Mowat-Wilson Syndrome Presenting With Purpura Fulminans

Purpura fulminans is a rapidly progressive syndrome of intravascular thrombosis and hemorrhagic infarction of the skin. The most common infectious etiology is Neisseria meningitidis sepsis, and less commonly it has been documented as a complication of invasive Streptococcus pneumoniae. In children who are otherwise healthy, splenic dysfunction is a significant predisposing factor for invasive pneumococcal infection.
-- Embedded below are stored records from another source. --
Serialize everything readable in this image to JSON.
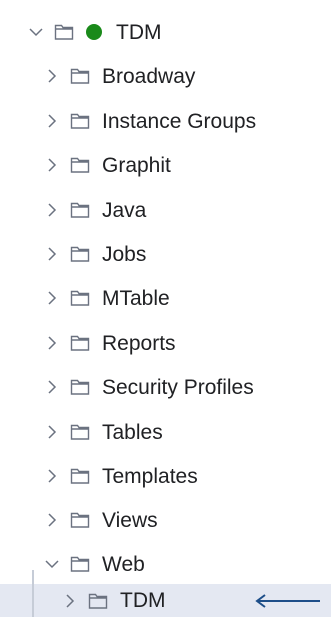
{
  "colors": {
    "status_green": "#1a8a1a",
    "icon_gray": "#6b7280",
    "selected_bg": "#e4e8f2",
    "arrow_blue": "#1d4e89"
  },
  "tree": {
    "root": {
      "label": "TDM",
      "expanded": true,
      "status_color": "#1a8a1a"
    },
    "children": [
      {
        "label": "Broadway",
        "expanded": false
      },
      {
        "label": "Instance Groups",
        "expanded": false
      },
      {
        "label": "Graphit",
        "expanded": false
      },
      {
        "label": "Java",
        "expanded": false
      },
      {
        "label": "Jobs",
        "expanded": false
      },
      {
        "label": "MTable",
        "expanded": false
      },
      {
        "label": "Reports",
        "expanded": false
      },
      {
        "label": "Security Profiles",
        "expanded": false
      },
      {
        "label": "Tables",
        "expanded": false
      },
      {
        "label": "Templates",
        "expanded": false
      },
      {
        "label": "Views",
        "expanded": false
      },
      {
        "label": "Web",
        "expanded": true
      }
    ],
    "web_child": {
      "label": "TDM",
      "expanded": false,
      "selected": true
    }
  },
  "icons": {
    "chevron_collapsed": "chevron-right-icon",
    "chevron_expanded": "chevron-down-icon",
    "folder": "folder-icon",
    "status": "status-dot-icon",
    "pointer": "arrow-left-icon"
  }
}
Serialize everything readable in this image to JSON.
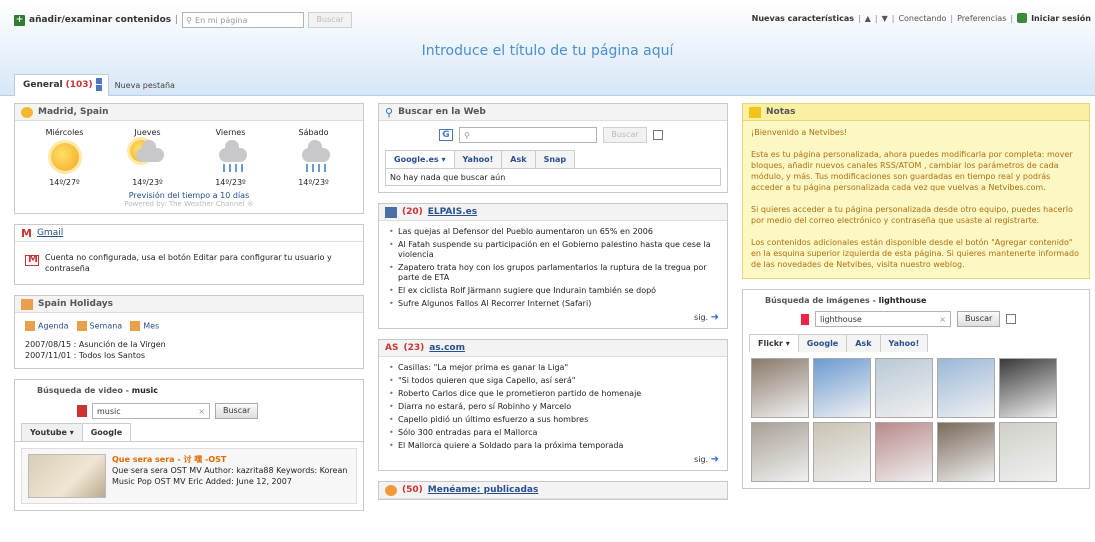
{
  "topbar": {
    "add_label": "añadir/examinar contenidos",
    "search_placeholder": "En mi página",
    "search_button": "Buscar",
    "new_features": "Nuevas características",
    "links": [
      "Conectando",
      "Preferencias"
    ],
    "login": "Iniciar sesión"
  },
  "page_title": "Introduce el título de tu página aquí",
  "tabs": {
    "general_label": "General",
    "general_count": "(103)",
    "new_tab": "Nueva pestaña"
  },
  "weather": {
    "title": "Madrid, Spain",
    "days": [
      {
        "name": "Miércoles",
        "temp": "14º/27º",
        "icon": "sunny-icon"
      },
      {
        "name": "Jueves",
        "temp": "14º/23º",
        "icon": "partly-cloudy-icon"
      },
      {
        "name": "Viernes",
        "temp": "14º/23º",
        "icon": "rain-icon"
      },
      {
        "name": "Sábado",
        "temp": "14º/23º",
        "icon": "rain-icon"
      }
    ],
    "forecast_link": "Previsión del tiempo a 10 días",
    "powered": "Powered by: The Weather Channel ®"
  },
  "gmail": {
    "title": "Gmail",
    "message": "Cuenta no configurada, usa el botón Editar para configurar tu usuario y contraseña"
  },
  "holidays": {
    "title": "Spain Holidays",
    "links": [
      "Agenda",
      "Semana",
      "Mes"
    ],
    "rows": [
      "2007/08/15 : Asunción de la Virgen",
      "2007/11/01 : Todos los Santos"
    ]
  },
  "video": {
    "title_prefix": "Búsqueda de video - ",
    "query": "music",
    "search_button": "Buscar",
    "tabs": [
      "Youtube",
      "Google"
    ],
    "result_title": "Que sera sera - 讨 嘿 -OST",
    "result_desc": "Que sera sera OST MV Author: kazrita88 Keywords: Korean Music Pop OST MV Eric Added: June 12, 2007"
  },
  "websearch": {
    "title": "Buscar en la Web",
    "button": "Buscar",
    "tabs": [
      "Google.es",
      "Yahoo!",
      "Ask",
      "Snap"
    ],
    "result": "No hay nada que buscar aún"
  },
  "elpais": {
    "count": "(20)",
    "title": "ELPAIS.es",
    "items": [
      "Las quejas al Defensor del Pueblo aumentaron un 65% en 2006",
      "Al Fatah suspende su participación en el Gobierno palestino hasta que cese la violencia",
      "Zapatero trata hoy con los grupos parlamentarios la ruptura de la tregua por parte de ETA",
      "El ex ciclista Rolf Järmann sugiere que Indurain también se dopó",
      "Sufre Algunos Fallos Al Recorrer Internet (Safari)"
    ],
    "next": "sig."
  },
  "ascom": {
    "count": "(23)",
    "title": "as.com",
    "items": [
      "Casillas: \"La mejor prima es ganar la Liga\"",
      "\"Si todos quieren que siga Capello, así será\"",
      "Roberto Carlos dice que le prometieron partido de homenaje",
      "Diarra no estará, pero sí Robinho y Marcelo",
      "Capello pidió un último esfuerzo a sus hombres",
      "Sólo 300 entradas para el Mallorca",
      "El Mallorca quiere a Soldado para la próxima temporada"
    ],
    "next": "sig."
  },
  "meneame": {
    "count": "(50)",
    "title": "Menéame: publicadas"
  },
  "notes": {
    "title": "Notas",
    "paragraphs": [
      "¡Bienvenido a Netvibes!",
      "Esta es tu página personalizada, ahora puedes modificarla por completa: mover bloques, añadir nuevos canales RSS/ATOM , cambiar los parámetros de cada módulo, y más. Tus modificaciones son guardadas en tiempo real y podrás acceder a tu página personalizada cada vez que vuelvas a Netvibes.com.",
      "Si quieres acceder a tu página personalizada desde otro equipo, puedes hacerlo por medio del correo electrónico y contraseña que usaste al registrarte.",
      "Los contenidos adicionales están disponible desde el botón \"Agregar contenido\" en la esquina superior izquierda de esta página. Si quieres mantenerte informado de las novedades de Netvibes, visita nuestro weblog."
    ]
  },
  "images": {
    "title_prefix": "Búsqueda de imágenes - ",
    "query": "lighthouse",
    "button": "Buscar",
    "tabs": [
      "Flickr",
      "Google",
      "Ask",
      "Yahoo!"
    ],
    "thumb_colors": [
      "#8a7a6a",
      "#6c9bd2",
      "#b9c9d6",
      "#9bb8d8",
      "#3a3a3a",
      "#a8a095",
      "#c9c3b3",
      "#b98a8a",
      "#7a6a5a",
      "#d0d0c8"
    ]
  }
}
We present the case of a 10-month-old girl with a history of developmental delay, who developed an overwhelming infection complicated by purpura fulminans and was found to have previously undiagnosed Mowat-Wilson syndrome with anatomic asplenia. We propose screening patients with clinical features suggestive of Mowat-Wilson syndrome for asplenia to evaluate the need for additional preventive care.